  18. kenashimame


  19. Bjorn Hasseler


  20. One concept we keep coming across is that of a “silent majority.” It is a concept easily ridiculed, because if they are the majority, why are they silent?

    A more accurate name would be “the have a life majority.”

    Or maybe the “you can’t hear them” majority?

    Partly because of the whole “have a life” thing, partly because you ignore it when they do say it, at best….

  21. Professor Badness

    “I can sleep at night,”
    (Glances around.)
    Or, during the day, for that matter.
    Not pointing fingers, just saying.

  22. Pingback: DYSPEPSIA GENERATION » Blog Archive » ‘Silent Majority’? No, ‘Have a Life Majority’

  23. Perhaps I’m overly optimistic, but it seems the me the quiet, law abiding, under the radar types also tend to have the largest firearms collections and often the most and deepest mil experience. You want a real quiet type, talk to any real ex-SF person*.

    This is why I am optimistic that various clever plans by those who want to be our betters have not a darn chance in heck of working – they assume a concentration of power and competence that is just not really where they think it is.

    (in this context that’s Special Forces, not SciFi

  24. Silent Majority is the real life equivalent of Usenet Nod Syndrome.

    Typically when reading Usenet, readers would read a post, and if they agreed with it and had nothing more to say, they’d nod to themselves and hit N for the next post.

    But if they encountered something they disagreed with strongly enough, then it was R for reply and the Flamethrowers would come out.

    • You might get flamed on Usenet… but “social media” tends to turn into a feelgood echo chamber. Note few such forums has a “dislike” button…

      • SheSellsSeashells

        What I want is a “I like you personally but your ideas are full of shit” button. Sadly, none have been forthcoming.

        • thephantom182

          I have an Iron Finger of Deletion that I use occasionally, when twerps come to my place.

          It’s funny, in an Internet filled with pervs and freaks, they hardly ever bother me.

    • This is the problem with most opt-outable surveys – mostly those with strong feelings bother to participate, and most of those strong feelings will be negative.

  25. Christopher M. Chupik

    I guess a big part of the reason I “came out” was because I could see from Sarah, Larry, etc. that you could speak out and fight back and still have a career in the field. Its impossible to overstate just how inspiring this blog has been over the past few years.
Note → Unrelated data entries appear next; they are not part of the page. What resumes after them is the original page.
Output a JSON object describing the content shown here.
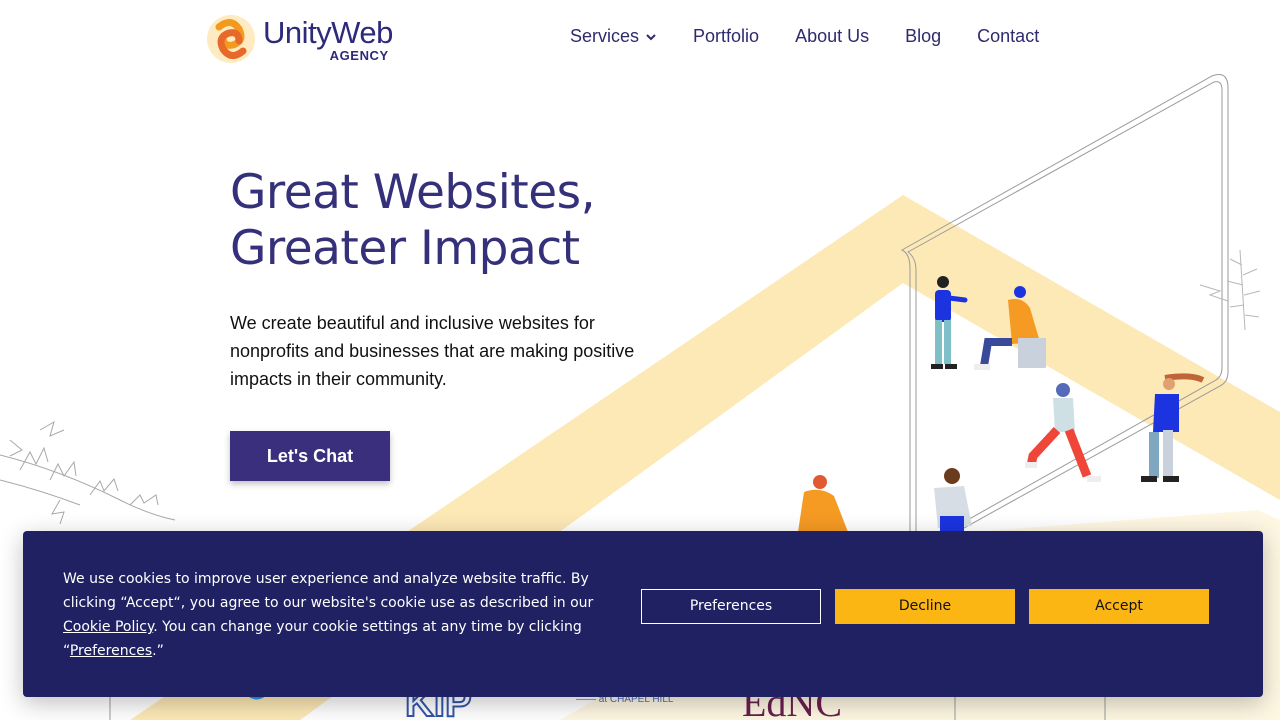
{
  "brand": {
    "name": "UnityWeb",
    "sub": "AGENCY"
  },
  "nav": {
    "items": [
      {
        "label": "Services"
      },
      {
        "label": "Portfolio"
      },
      {
        "label": "About Us"
      },
      {
        "label": "Blog"
      },
      {
        "label": "Contact"
      }
    ]
  },
  "hero": {
    "title_line1": "Great Websites,",
    "title_line2": "Greater Impact",
    "body": "We create beautiful and inclusive websites for nonprofits and businesses that are making positive impacts in their community.",
    "cta": "Let's Chat"
  },
  "cookie": {
    "text_1": "We use cookies to improve user experience and analyze website traffic. By clicking “Accept“, you agree to our website's cookie use as described in our ",
    "cookie_policy_link": "Cookie Policy",
    "text_2": ". You can change your cookie settings at any time by clicking “",
    "preferences_link": "Preferences",
    "text_3": ".”",
    "preferences_button": "Preferences",
    "decline_button": "Decline",
    "accept_button": "Accept"
  },
  "colors": {
    "primary": "#35307a",
    "banner_bg": "#1f2163",
    "accent_yellow": "#fbb614",
    "band": "#fde9b6"
  },
  "icons": [
    "chevron-down-icon",
    "logo-mark-icon"
  ]
}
    • Good heavens? Really? I must remember that when it feels like a slog.

      • Christopher M. Chupik

        Yup. It’s been a . . . well, can’t say *good* influence, since I’ve become a very baaaad man since posting here, but it’s been an influence.

        • Ah. Like the vagueness of “quality” and “atititude”, you didn’t check what *kind* of influence Sarah was providing…

  26. Wow – talk about a lack of reading for comprehension, if you even bothered to read Toni’s essay

  27. Umm… Has the banhammer been lowered? I think all of hy’s posts have been deleted.

    Not that object, particularly, but I was working up a mouth-frothing response to his post referencing Toni, and if there’s no point, I might as well calm down.

    • yes, Hy has been banned, though I didn’t delete the posts.
      I decided he was Clamps brother with more meds. No point wasting time on him.
      SO that’s what you meant by essay. I was puzzled.

      • Yeah, he was talking about an essay where Toni pledged support to a “:right wing cabal” (IIRC his wording correctly – not going hunting through my deleted emails for his post).

        Odd that his posts have vanished, then, since you didn’t do it.

        WordPress stupidity, perhaps. Meh, not gonna care. His amusement factor was used up days ago.